» **Source material**:
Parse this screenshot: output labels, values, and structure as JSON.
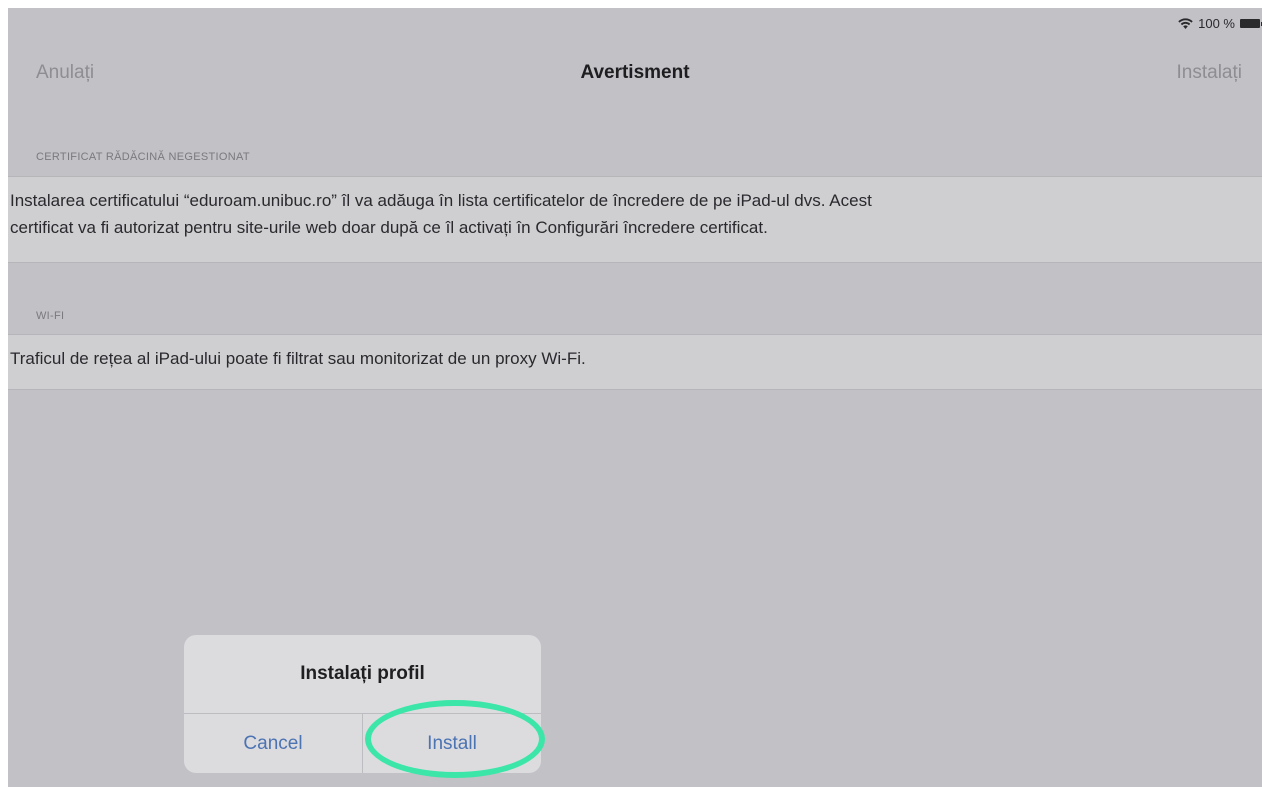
{
  "status_bar": {
    "battery_text": "100 %"
  },
  "nav": {
    "left_button": "Anulați",
    "title": "Avertisment",
    "right_button": "Instalați"
  },
  "sections": [
    {
      "header": "CERTIFICAT RĂDĂCINĂ NEGESTIONAT",
      "text_line1": "Instalarea certificatului “eduroam.unibuc.ro” îl va adăuga în lista certificatelor de încredere de pe iPad-ul dvs. Acest",
      "text_line2": "certificat va fi autorizat pentru site-urile web doar după ce îl activați în Configurări încredere certificat."
    },
    {
      "header": "WI-FI",
      "text_line1": "Traficul de rețea al iPad-ului poate fi filtrat sau monitorizat de un proxy Wi-Fi."
    }
  ],
  "dialog": {
    "title": "Instalați profil",
    "cancel_label": "Cancel",
    "install_label": "Install"
  },
  "colors": {
    "highlight": "#3be6a8",
    "button_text": "#4c73b2"
  }
}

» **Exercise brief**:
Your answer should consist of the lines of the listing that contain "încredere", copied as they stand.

» **Finished exercise**:
      "text_line1": "Instalarea certificatului “eduroam.unibuc.ro” îl va adăuga în lista certificatelor de încredere de pe iPad-ul dvs. Acest",
      "text_line2": "certificat va fi autorizat pentru site-urile web doar după ce îl activați în Configurări încredere certificat."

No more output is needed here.